edit: I've now added a screenshot of the original text to my first post in this thread.
OP must have wrong information and still no evidence to back it up. Magix not allowing older activations is burning a bridge, not building one.
They bought Yellow Tools software and it can still be activated.
I just don't see the upside of them doing this,. The downside is the potential for cracked software, serial keys to spread on the net.
There's enough competition out there where this kind of policy ends up on the black list of users.
As I was the OP, the information was correct at the time I started this thread.
See the initial post, which now includes a copy of the original text.
Did kitekrazee even read this thread and the post from MAGIX_Eric D??
When I update that workstation to Win7Pro might be a good time to update to the latest working version of Vegas, whatever that is.
I have learned one lesson. If you build a workstation with the best and fastest parts available at the time, it will never go obsolete. Ten years later its still awesome. But the software sure will obsolesce.
I don't really have a problem with software that needs to "phone home" once for activation (and limits the number of activations without calling the vendor to get the number adjusted). That helps cut down on the "escaped" serial number that gets passed around to hundreds of people. I don't like the ones that have to "phone home" each time they start or every month etc. and I am NOT going to support Adobe and others with their subscription/ransom model. CS6 is my last Adobe purchase (I have purchased about 5 versions previous to that as upgrades). I realize you can't do much about the determined pirates, but controlling the number of activations for a given serial number is not that intrusive and I can certainly understand the vendors concern.
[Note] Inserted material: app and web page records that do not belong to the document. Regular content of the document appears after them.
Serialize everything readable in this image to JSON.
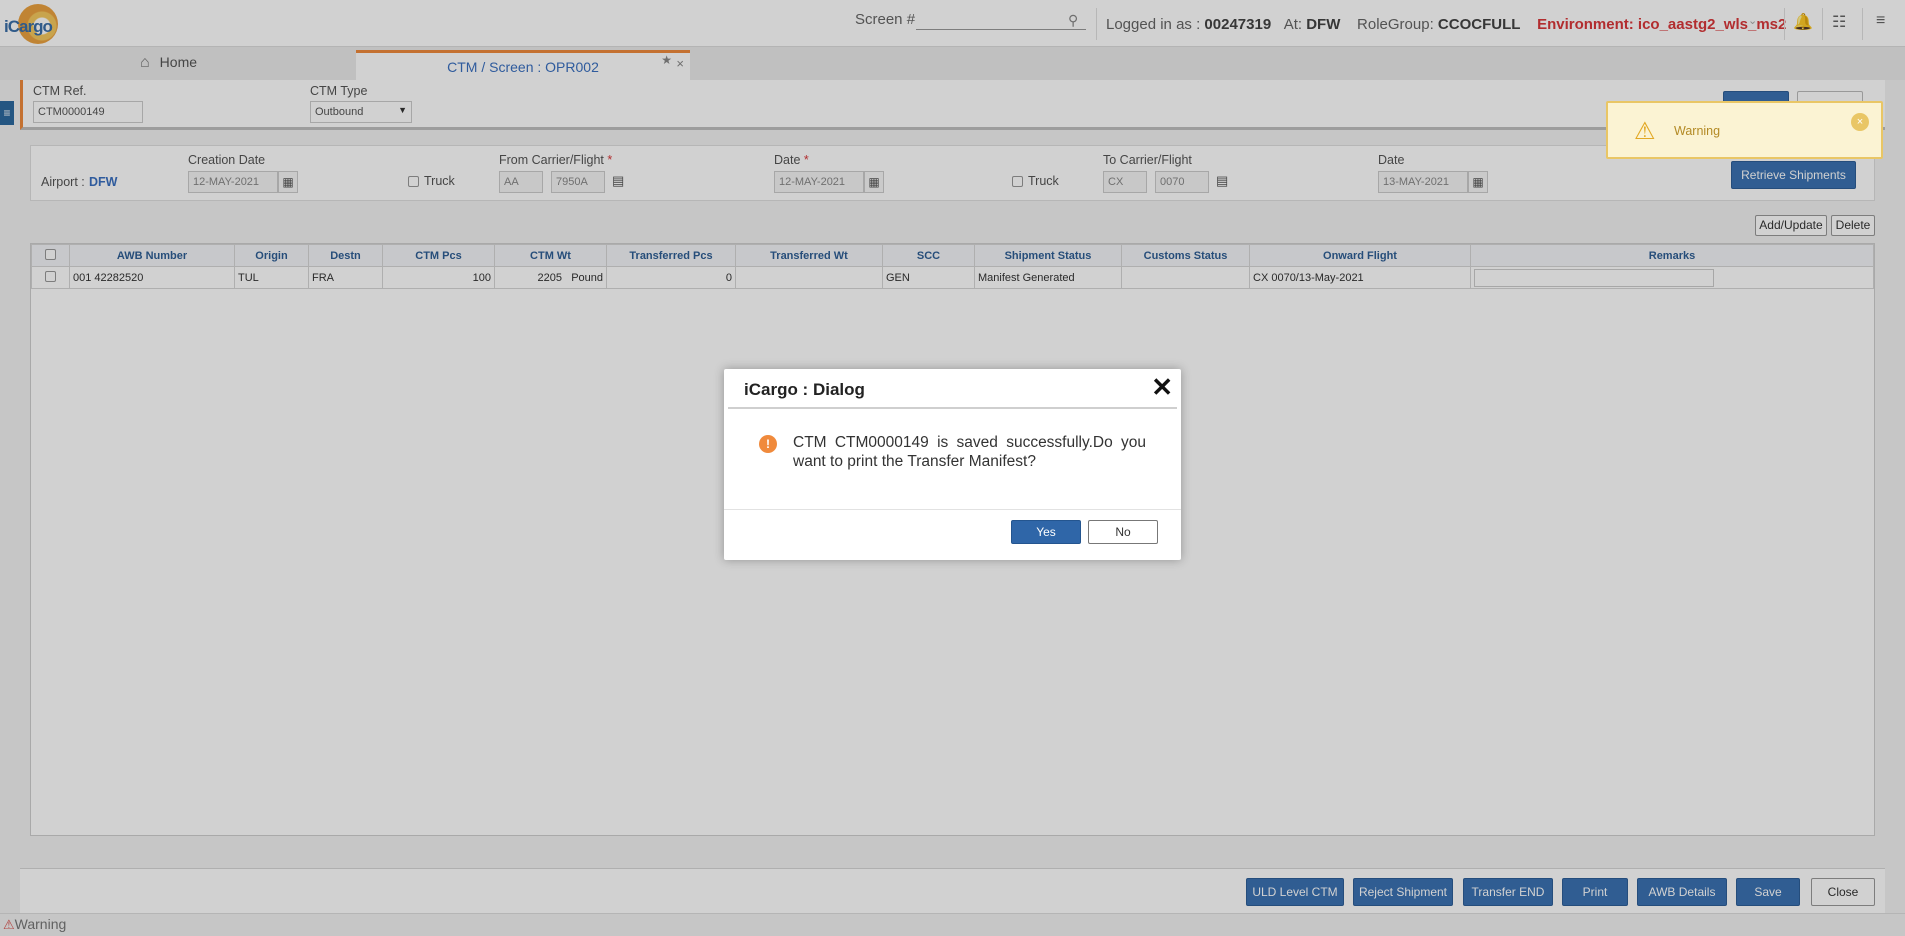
{
  "topbar": {
    "logo_text": "iCargo",
    "screen_label": "Screen #",
    "screen_value": "",
    "logged_in_label": "Logged in as : ",
    "user_id": "00247319",
    "at_label": "At: ",
    "station": "DFW",
    "rolegroup_label": "RoleGroup: ",
    "rolegroup": "CCOCFULL",
    "environment": "Environment: ico_aastg2_wls_ms2"
  },
  "tabs": {
    "home": "Home",
    "active": "CTM / Screen : OPR002"
  },
  "header": {
    "ctm_ref_label": "CTM Ref.",
    "ctm_ref_value": "CTM0000149",
    "ctm_type_label": "CTM Type",
    "ctm_type_value": "Outbound"
  },
  "filters": {
    "airport_label": "Airport :",
    "airport_value": "DFW",
    "creation_date_label": "Creation Date",
    "creation_date_value": "12-MAY-2021",
    "truck_label": "Truck",
    "from_label": "From Carrier/Flight",
    "from_carrier": "AA",
    "from_flight": "7950A",
    "date_label": "Date",
    "date_value": "12-MAY-2021",
    "to_label": "To Carrier/Flight",
    "to_carrier": "CX",
    "to_flight": "0070",
    "to_date_label": "Date",
    "to_date_value": "13-MAY-2021",
    "retrieve_button": "Retrieve Shipments",
    "required_mark": "*"
  },
  "grid_actions": {
    "add_update": "Add/Update",
    "delete": "Delete"
  },
  "table": {
    "columns": [
      "AWB Number",
      "Origin",
      "Destn",
      "CTM Pcs",
      "CTM Wt",
      "Transferred Pcs",
      "Transferred Wt",
      "SCC",
      "Shipment Status",
      "Customs Status",
      "Onward Flight",
      "Remarks"
    ],
    "rows": [
      {
        "awb": "001 42282520",
        "origin": "TUL",
        "destn": "FRA",
        "ctm_pcs": "100",
        "ctm_wt": "2205",
        "ctm_wt_unit": "Pound",
        "transferred_pcs": "0",
        "transferred_wt": "",
        "scc": "GEN",
        "shipment_status": "Manifest Generated",
        "customs_status": "",
        "onward_flight": "CX 0070/13-May-2021",
        "remarks": ""
      }
    ]
  },
  "footer": {
    "uld_level_ctm": "ULD Level CTM",
    "reject_shipment": "Reject Shipment",
    "transfer_end": "Transfer END",
    "print": "Print",
    "awb_details": "AWB Details",
    "save": "Save",
    "close": "Close"
  },
  "status_bar": {
    "text": "Warning"
  },
  "toast": {
    "text": "Warning"
  },
  "dialog": {
    "title": "iCargo : Dialog",
    "message": "CTM CTM0000149 is saved successfully.Do you want to print the Transfer Manifest?",
    "yes": "Yes",
    "no": "No"
  },
  "colors": {
    "primary": "#3b72b2",
    "accent": "#f08a3c",
    "environment": "#d9383a",
    "header_text": "#2f5f95"
  }
}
There definitely is a problem determining that point between pissing off the loyal, legitimate customers and slowing down the pirates (you will never stop them).
My guess at the reason behind this is that the older software is looking at sonycreativesoftware.com (or similar Sony domain name) and Sony doesn't want to commit to more than 5 years of forwarding registration requests to Magix. Likewise neither Sony nor Magix wants to patch those really old applications.
The really old stuff I can sort of understand, but I will be disappointed if Magix doesn't release a patch or something for the latest versions each branch such as ACID, DVD Architect, Sound Forge and Vegas.